The necessity of having those conversations will only increase. The U.S. Department of Agriculture says the number of U.S. farmers older than 65 grew by nearly 22 percent between 2002 and 2007. Farmers 75 and older outnumber those under 25 in the country 5-1.
Anderson, a 21-year-old junior, returns to the farm that's 30 miles east of campus on the weekends to help out. When it's time to harvest the rows of soybeans and corn, he makes the same trip three to four times weekly. He also sells corn from his own small patch of land at a roadside stand in front of the family home, a part-time summer job he's done since he was nine that helps pay for college.
After graduation, he hopes to add 50 to 100 head of cattle and grow the family operation by another 500 acres, as well as sell seeds for supplemental income. He said Moore's class has given him the financial tools to support that decision.
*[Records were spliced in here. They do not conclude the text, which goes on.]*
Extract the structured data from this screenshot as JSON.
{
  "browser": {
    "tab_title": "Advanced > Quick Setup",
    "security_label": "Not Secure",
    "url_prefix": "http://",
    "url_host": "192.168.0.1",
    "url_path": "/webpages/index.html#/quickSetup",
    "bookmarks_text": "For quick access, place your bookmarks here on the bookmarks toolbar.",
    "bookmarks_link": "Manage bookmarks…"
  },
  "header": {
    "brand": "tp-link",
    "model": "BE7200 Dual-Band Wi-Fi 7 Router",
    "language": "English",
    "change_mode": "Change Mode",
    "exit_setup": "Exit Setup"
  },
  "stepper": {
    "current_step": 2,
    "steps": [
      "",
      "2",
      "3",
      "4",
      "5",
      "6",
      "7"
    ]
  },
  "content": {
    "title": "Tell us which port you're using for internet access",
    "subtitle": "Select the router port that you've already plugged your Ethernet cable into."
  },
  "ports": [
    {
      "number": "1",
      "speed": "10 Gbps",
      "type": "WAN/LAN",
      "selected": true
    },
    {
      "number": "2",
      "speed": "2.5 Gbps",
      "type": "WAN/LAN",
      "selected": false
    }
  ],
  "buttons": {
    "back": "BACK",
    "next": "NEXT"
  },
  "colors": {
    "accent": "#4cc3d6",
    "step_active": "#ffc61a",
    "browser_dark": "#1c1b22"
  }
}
"In high school, I didn't expect to get back on the farm. It seemed like times were getting tough," Anderson said. "And at Mizzou, I saw all these other farm kids who couldn't come back. But this is what I've grown up doing, it's what I have a passion for."Dale Nordquist, associate director of the Center for Farm Financial Management at the University of Minnesota, said Missouri's practical approach to understanding farm finances is relatively uncommon at large, land-grant universities where both students and professors are more likely to concentrate on theoretical approaches as opposed to practical solutions, and the use of personal data can still be seen as an intrusion. Beyond the nuts and bolts of finances, he said such training can serve an equally valuable purpose: It forces farm families to prepare their sons and daughters to take over the business.